  • A person is remodeling a building in a place where a hurricane is expected to hit.

  • A person gets a job at a company that shortly thereafter announces there will be layoffs.

  • A small business releases a product, and shortly thereafter a large company releases a similar one.

  • A person is trying make a large meal, when the power goes out.

Experimental Poetry Form: stanza with trochaic and dactylic meters

Today’s experimental poetry form uses two poetic meters: trochaic and dactylic.  The poem has one stanza with six lines.  The odd lines use trochaic meter and the even lines use dactylic.  The odd lines have three feet (for six syllables) and the even lines have two feet (also for six syllables).  Here is how the form looks:


The stressed syllables are noted with an “*” and the unstressed syllables with a “.”.

Here is an example poem written in the form:

Seeking shelter nearby,
energy vaporized,
empty footsteps taken,
quietly crumbling,
silent echoes seeking,
rescuing peacefulness.

Poetry topic idea: commemoration

Today’s poetry topic idea is commemoration.  Many things can be commemorated in a person’s life.  They might be personal (e.g. a person commemorates the day they started a business) or impersonal (i.e. a commemoration of an external event like the anniversary of a historical event).

A poet could write a poem where they commemorate something.  They could also shift the perspective some and write about the commemoration itself.  As mentioned above, they could write about personal or impersonal events.

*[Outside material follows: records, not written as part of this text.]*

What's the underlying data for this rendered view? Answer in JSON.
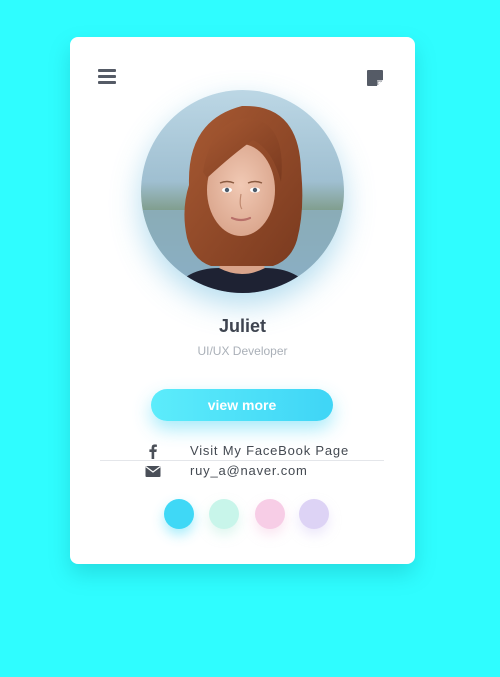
{
  "header": {
    "menu_icon": "hamburger-menu-icon",
    "note_icon": "sticky-note-icon"
  },
  "profile": {
    "name": "Juliet",
    "role": "UI/UX Developer",
    "avatar": "portrait-photo"
  },
  "actions": {
    "view_more_label": "view more"
  },
  "contacts": [
    {
      "icon": "facebook-icon",
      "text": "Visit My FaceBook Page"
    },
    {
      "icon": "envelope-icon",
      "text": "ruy_a@naver.com"
    }
  ],
  "color_dots": [
    {
      "color": "#3fd8f6",
      "name": "color-dot-cyan"
    },
    {
      "color": "#c8f5ea",
      "name": "color-dot-mint"
    },
    {
      "color": "#f7cde6",
      "name": "color-dot-pink"
    },
    {
      "color": "#ddd3f5",
      "name": "color-dot-lavender"
    }
  ],
  "colors": {
    "background": "#2ffdff",
    "accent": "#3fd5f6",
    "text_dark": "#3e4450",
    "text_muted": "#aab0b8"
  }
}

Although commemorating might generally be seen as positive, a poet could shift the perspective and write about a commemoration from a negative point of view.  They might write about the commemoration of a somber event.  They might also write about a person or group who was negatively impacted by an event that is being commemorated (e.g. a town with a sports team might commemorate a championship, while they town with the team that got defeated for the championship might not celebrate).  They might also write about someone with a negative emotion at an otherwise positive commemoration (i.e. an unhappy person at the party).

Here is an example poem that uses the idea of commemoration:

“This town was started,”
so the speech went,
“when all those years ago,
those determined pioneers,
who decided nothing would stop them,
no matter the cost,
decided this place,
would be a good spot,
to settle,
after two wagons broke down,
and no one had,
replacement wheels.”

Poem with an explanation: among the sands

The stars,
did not align,
as forests grew,
and cardinals cried,
among blue jays.

the camels wandered,
among the sands,
as blind men spoke,
of what they could,
no longer see.

The flock of birds,
among the trees,
saw in the sand,
haphazard paths,
but none did call,
with words or songs.

Mirages shimmered,
in the sun,
during the night,
that would not end.

The camels wandered,
among the sands,
and over the hills,
they disappeared.


This poem is about a man experiencing sadness after the death of his young daughter.  His daughter died, some weeks before, and the man is struggling with everything.

In his sorrow, the man has lost track of time (The stars, did not align), he has stopped shaving (as forests grew), and often his clothes don’t match (and cardinals cried, among blue jays).

The man symbolically, and at times literally, stumbles as he moves forward in his life (Aimlessly, the camels wandered, among the sands).  He keeps thinking of his daughter and can see her in his thoughts (as blind men spoke, of what they could, no longer see).

People who know the man (The flock of birds, among the trees), see his condition (saw in the sand, haphazard paths), but they don’t have the words to say to him (but none did call, with words or songs).

The man keeps thinking of his daughter, but her image in his mind is blurry (Mirages shimmered, in the sun) as it is overwhelmed with his sadness (during the night, that would not end).

The man aimlessly moves on with his life (The camels wandered, among the sands) and the condition he is in, seems unending (and over the hills, they disappeared).